Folkestone sits in a liminal position on a bed of greensand rock which juts out between the chalk Down-land and the clay weald. It is the closest crossing point to France and so also, depending on your perspective, marks a boundary or a route-way between Britain and the continent probably used for millennia.

The site overlooks the English Channel and is in a stunning though precarious location on the edge of the chalk cliffs there. Its direct sight line is Boulogne and on a clear day other Roman bases at Dover and Lympne can be seen, as can the North-Downs Way which ends abruptly interrupted by cataclysm at the cliff edge above Folkestone.

Erosion makes this rescue archaeology and has justified excavation which would not have been allowed on a less compromised scheduled site.

A Town Unearthed

The dig is a part of a three-year Lottery-funded community archaeology project based in Folkestone called ‘ A Town Unearthed’. It’s a title of double meaning, intended to reflect multiple meanings attached to community archaeology in general and in particular to this project’s aim.

It aims not only to deliver community archaeology in the sense of fieldwork but also to ‘dig’ in the more critical sense of understanding how the community of Folkestone sees and understands itself in relation to its past: an archaeology of itself.

If we want to understand the processes by which communities identify with certain archaeological and historical places, this is an important site.

Folkestone

Folkestone is a town which has come to be defined by a relatively recent history. The town was developed at a rapid pace in the 1860s and 70s as a health resort.

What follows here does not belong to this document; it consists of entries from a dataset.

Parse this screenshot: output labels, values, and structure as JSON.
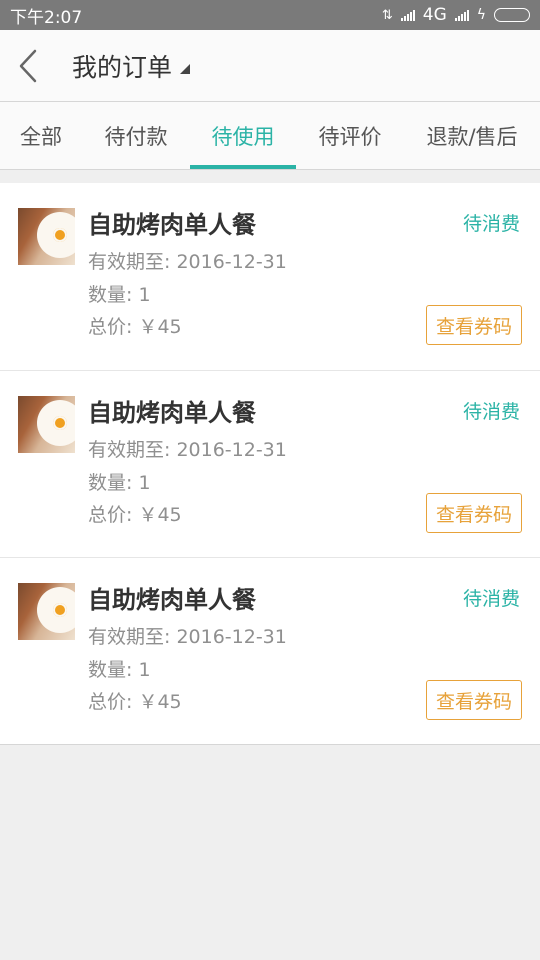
{
  "status_bar": {
    "time": "下午2:07",
    "network": "4G"
  },
  "header": {
    "title": "我的订单",
    "back_icon": "chevron-left-icon"
  },
  "tabs": [
    {
      "label": "全部",
      "active": false
    },
    {
      "label": "待付款",
      "active": false
    },
    {
      "label": "待使用",
      "active": true
    },
    {
      "label": "待评价",
      "active": false
    },
    {
      "label": "退款/售后",
      "active": false
    }
  ],
  "colors": {
    "accent": "#2bb3a6",
    "voucher": "#e7a23a",
    "status_bar_bg": "#7a7a7a"
  },
  "orders": [
    {
      "name": "自助烤肉单人餐",
      "status": "待消费",
      "valid_until": "有效期至: 2016-12-31",
      "quantity": "数量: 1",
      "total_price": "总价: ￥45",
      "voucher_button": "查看券码"
    },
    {
      "name": "自助烤肉单人餐",
      "status": "待消费",
      "valid_until": "有效期至: 2016-12-31",
      "quantity": "数量: 1",
      "total_price": "总价: ￥45",
      "voucher_button": "查看券码"
    },
    {
      "name": "自助烤肉单人餐",
      "status": "待消费",
      "valid_until": "有效期至: 2016-12-31",
      "quantity": "数量: 1",
      "total_price": "总价: ￥45",
      "voucher_button": "查看券码"
    }
  ]
}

If you visit today you would see a somewhat modernised but largely Victorian/Edwardian resort. The decline slowly eroded the prosperity of the resort from the 1940s also continues to leave its mark.

Reconnecting townsfolk and their heritage

We hope that by re-awakening interest in the larger time-span and the rich ancient landscape that surrounds the town to contribute towards challenging this narrative of decline and to reconnect people with the significant and rich ancient heritage that surrounds them.

These include the Bayle – the site of a C7th Royal Minster; Castle Hill- a large Norman earthwork (one of Pitt-Rivers’ first excavations) and also the large amount of unpublished reports, artefactual collections and other material which trace a history dating from earliest times.